**Exercise prompt**
Scan the entries for "Charts". Every line that holds it is to be copied.

#### Exercise data ####

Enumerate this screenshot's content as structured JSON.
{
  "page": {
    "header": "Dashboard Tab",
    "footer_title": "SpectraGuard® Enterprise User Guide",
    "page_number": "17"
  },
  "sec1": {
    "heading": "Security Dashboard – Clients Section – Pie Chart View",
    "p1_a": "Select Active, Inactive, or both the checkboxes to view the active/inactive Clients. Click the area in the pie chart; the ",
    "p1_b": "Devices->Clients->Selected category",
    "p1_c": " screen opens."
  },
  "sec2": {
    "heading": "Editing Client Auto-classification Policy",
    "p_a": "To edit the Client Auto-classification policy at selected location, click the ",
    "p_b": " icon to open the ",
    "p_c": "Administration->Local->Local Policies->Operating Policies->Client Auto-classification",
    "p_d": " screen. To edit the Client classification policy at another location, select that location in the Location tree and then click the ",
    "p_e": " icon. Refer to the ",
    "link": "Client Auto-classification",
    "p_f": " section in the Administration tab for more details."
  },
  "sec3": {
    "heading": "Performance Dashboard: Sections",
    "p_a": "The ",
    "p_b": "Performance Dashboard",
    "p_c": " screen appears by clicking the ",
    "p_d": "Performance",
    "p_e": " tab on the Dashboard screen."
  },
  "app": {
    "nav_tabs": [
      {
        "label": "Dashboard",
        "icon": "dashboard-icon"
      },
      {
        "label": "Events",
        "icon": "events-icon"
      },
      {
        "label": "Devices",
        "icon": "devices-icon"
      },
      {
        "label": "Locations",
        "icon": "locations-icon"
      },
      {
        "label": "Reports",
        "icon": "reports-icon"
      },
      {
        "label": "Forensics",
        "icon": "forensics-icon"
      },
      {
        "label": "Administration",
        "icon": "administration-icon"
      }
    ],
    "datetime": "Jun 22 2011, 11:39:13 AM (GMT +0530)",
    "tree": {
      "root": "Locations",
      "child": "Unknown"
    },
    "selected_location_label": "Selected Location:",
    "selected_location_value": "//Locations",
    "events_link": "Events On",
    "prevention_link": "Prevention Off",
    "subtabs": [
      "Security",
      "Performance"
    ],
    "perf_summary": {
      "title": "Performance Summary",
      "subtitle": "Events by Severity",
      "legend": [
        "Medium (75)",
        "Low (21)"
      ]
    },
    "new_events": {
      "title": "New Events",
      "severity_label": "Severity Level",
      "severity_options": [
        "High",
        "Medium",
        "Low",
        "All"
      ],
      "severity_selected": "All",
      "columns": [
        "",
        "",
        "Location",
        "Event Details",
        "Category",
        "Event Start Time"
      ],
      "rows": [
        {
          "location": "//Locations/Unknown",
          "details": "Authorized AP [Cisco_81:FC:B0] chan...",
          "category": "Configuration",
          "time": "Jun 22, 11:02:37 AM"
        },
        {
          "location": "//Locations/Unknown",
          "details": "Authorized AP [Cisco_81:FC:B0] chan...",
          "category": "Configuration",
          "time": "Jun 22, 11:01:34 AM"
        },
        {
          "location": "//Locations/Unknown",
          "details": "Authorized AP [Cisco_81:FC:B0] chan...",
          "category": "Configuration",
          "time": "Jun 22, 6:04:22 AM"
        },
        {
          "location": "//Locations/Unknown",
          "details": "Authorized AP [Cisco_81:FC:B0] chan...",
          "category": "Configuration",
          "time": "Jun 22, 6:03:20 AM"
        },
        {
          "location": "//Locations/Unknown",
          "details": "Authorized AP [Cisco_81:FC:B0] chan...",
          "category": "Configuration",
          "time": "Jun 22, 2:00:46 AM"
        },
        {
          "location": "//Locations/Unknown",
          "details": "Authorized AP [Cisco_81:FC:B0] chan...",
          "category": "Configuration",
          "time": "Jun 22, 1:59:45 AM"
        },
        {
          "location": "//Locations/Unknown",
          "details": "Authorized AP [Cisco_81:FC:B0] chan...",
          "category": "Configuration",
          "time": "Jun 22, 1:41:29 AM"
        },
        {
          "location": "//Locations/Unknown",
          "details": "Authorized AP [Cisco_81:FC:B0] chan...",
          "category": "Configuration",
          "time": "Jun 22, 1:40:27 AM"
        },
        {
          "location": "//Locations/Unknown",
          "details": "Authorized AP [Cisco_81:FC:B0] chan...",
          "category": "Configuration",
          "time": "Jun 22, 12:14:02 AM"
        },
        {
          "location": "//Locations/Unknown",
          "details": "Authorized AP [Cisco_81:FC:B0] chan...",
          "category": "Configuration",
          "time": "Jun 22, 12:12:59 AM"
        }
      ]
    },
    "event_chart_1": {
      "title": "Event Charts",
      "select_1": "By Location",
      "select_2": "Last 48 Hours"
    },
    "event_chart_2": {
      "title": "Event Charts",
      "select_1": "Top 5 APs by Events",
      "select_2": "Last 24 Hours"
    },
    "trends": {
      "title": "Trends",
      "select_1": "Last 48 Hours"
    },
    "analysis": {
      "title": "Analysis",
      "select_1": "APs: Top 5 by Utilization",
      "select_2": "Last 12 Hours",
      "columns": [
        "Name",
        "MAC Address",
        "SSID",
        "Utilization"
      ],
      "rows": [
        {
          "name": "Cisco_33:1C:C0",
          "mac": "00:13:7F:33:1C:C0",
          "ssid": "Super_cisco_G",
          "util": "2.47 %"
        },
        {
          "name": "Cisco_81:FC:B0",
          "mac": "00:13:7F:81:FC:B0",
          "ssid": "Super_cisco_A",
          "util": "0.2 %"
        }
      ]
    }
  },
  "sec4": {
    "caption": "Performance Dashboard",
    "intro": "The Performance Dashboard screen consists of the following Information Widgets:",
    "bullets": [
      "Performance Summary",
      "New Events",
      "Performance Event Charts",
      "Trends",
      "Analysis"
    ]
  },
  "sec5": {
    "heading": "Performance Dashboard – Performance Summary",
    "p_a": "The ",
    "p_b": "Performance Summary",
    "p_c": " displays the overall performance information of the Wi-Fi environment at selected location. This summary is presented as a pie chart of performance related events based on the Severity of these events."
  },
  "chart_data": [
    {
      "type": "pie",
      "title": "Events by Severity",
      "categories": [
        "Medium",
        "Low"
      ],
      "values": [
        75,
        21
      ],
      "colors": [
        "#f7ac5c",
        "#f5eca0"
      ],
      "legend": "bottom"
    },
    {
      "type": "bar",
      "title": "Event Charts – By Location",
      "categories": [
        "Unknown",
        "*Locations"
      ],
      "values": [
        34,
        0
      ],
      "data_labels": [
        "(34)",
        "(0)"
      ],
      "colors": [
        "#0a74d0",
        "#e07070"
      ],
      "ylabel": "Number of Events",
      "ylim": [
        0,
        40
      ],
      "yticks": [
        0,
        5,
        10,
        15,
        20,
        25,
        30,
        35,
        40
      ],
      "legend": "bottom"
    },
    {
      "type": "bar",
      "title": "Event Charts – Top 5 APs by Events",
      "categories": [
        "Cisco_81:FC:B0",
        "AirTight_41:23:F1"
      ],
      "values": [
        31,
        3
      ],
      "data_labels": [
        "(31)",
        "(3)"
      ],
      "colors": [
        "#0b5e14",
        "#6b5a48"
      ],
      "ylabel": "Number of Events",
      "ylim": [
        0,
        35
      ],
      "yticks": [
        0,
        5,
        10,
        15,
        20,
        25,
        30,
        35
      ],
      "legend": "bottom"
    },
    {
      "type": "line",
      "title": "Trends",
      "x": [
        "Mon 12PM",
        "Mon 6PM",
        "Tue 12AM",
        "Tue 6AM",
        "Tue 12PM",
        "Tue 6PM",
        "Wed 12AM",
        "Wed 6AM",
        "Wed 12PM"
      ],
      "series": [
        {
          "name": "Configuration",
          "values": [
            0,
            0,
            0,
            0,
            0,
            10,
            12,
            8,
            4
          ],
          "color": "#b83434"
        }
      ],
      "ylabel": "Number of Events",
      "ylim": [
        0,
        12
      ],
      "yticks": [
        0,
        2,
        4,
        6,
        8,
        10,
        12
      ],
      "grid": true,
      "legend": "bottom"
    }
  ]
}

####
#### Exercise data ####

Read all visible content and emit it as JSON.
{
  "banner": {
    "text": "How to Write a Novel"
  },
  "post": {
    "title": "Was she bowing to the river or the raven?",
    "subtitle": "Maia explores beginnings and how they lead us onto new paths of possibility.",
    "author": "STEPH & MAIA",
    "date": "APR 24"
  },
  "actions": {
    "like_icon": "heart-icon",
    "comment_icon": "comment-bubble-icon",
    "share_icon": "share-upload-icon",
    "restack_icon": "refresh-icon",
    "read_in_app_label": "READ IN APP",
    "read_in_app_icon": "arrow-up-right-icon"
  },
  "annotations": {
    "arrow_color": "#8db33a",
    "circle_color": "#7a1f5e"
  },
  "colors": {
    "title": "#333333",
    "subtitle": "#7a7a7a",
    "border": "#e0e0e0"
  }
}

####

**Completed exercise**
      "title": "Event Charts",
      "title": "Event Charts",
      "Performance Event Charts",
      "title": "Event Charts – By Location",
      "title": "Event Charts – Top 5 APs by Events",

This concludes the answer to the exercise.